This harsh feedback was sobering. I settled down and put my nose to the wet, gluey grindstone. I did all I could to try to level things out to improve my situation. I probably didn’t say another word for the rest of the class.
The next week, it didn’t seem like things had improved that much. My previous week’s efforts had now hardened and my poor pig was now a much bigger mess than how I remembered leaving it. I worked fast to try to fix my past mistakes before the teacher got back around to deliver more terse criticism on me and my pig. It ultimately wouldn’t matter. I looked up and saw my teacher staring down at me, looking shocked at this terrible scene of desperation.
I’ll never forget what happened next. She picked up my would-be pig, made a face, and said without a trace of emotion,
“No, this cannot be saved”
She then proceeded to throw it across the room, right in front of me, into the trash can.

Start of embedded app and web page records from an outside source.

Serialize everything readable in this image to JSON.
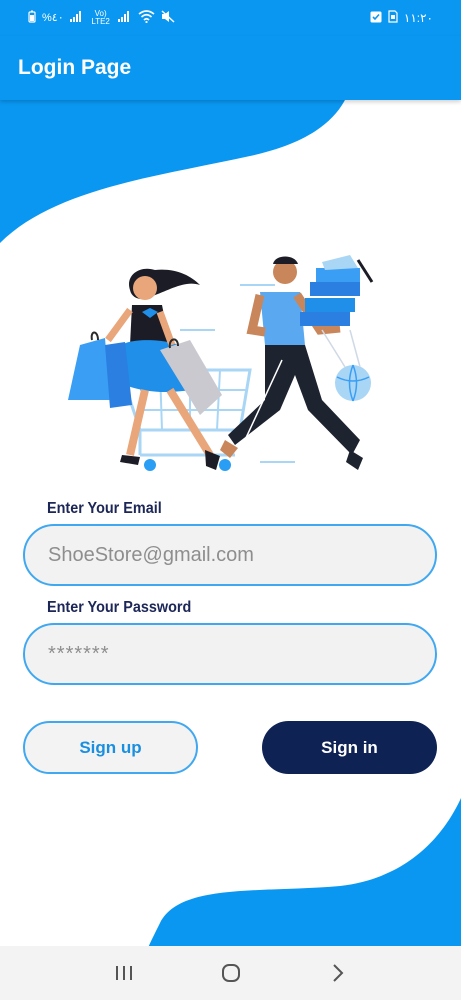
{
  "status_bar": {
    "left_text": "%٤٠",
    "network_label": "Vo) LTE2",
    "time": "١١:٢٠"
  },
  "app_bar": {
    "title": "Login Page"
  },
  "form": {
    "email_label": "Enter Your Email",
    "email_value": "ShoeStore@gmail.com",
    "password_label": "Enter Your Password",
    "password_value": "*******"
  },
  "buttons": {
    "signup_label": "Sign up",
    "signin_label": "Sign in"
  },
  "colors": {
    "primary": "#0a97f2",
    "dark_navy": "#0e2254",
    "field_border": "#40a8f0",
    "field_bg": "#f2f2f2"
  },
  "icons": {
    "status": [
      "battery-icon",
      "signal-icon",
      "wifi-icon",
      "mute-icon",
      "checkbox-icon",
      "sim-icon"
    ],
    "nav": [
      "recent-apps-icon",
      "home-icon",
      "back-icon"
    ]
  }
}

In my mind, this was the full length of the classroom, but I know it was probably a much shorter distance. It could not have been less than ten feet, however. I swear this happened in slow-motion for me. I feel like there was an instant replay and I had to see it twice.
“What am I supposed to do for the rest of the class then?” I asked. How I summoned the courage to speak to this monster is still beyond me.
“You can help the other students finish theirs,” she replied. What a slap in the face! Alas, there wasn’t much I could do to bring back my pig. So for the next few weeks I helped my friends, taking care not to help TOO much; after all, I wouldn’t want their pigs meeting the same fate mine did.
Mine ended up being the only one discarded. I didn’t understand; how could I have been the worst at this project? How could I have been so bad that my work was thrown away? It was a harsh lesson. I had already been taught that while there will always be somebody better than you, you should never give up, and if you enjoy something, you should keep at it. But in this case the entire whole class was better than me and I was forced to give up. This contradicted everything! Was I taught the wrong thing? Is there no justice? My pig was dead. Are there no happy endings?
Nine years pass.
I’m sitting in Art 2 class in high school, one of my only reprieves from an otherwise very busy senior schedule. This art teacher was a much more relaxed woman than my previous nemesis, probably because this was her last semester teaching (a fact she advertised often). She announced that we’d be doing papier mache as our next project and was hearing people’s suggestions for what they would like to make. I gave a solemn nod to nobody in particular at my table before speaking up. There was really only one thing left to say.
“I would like to make a pig.”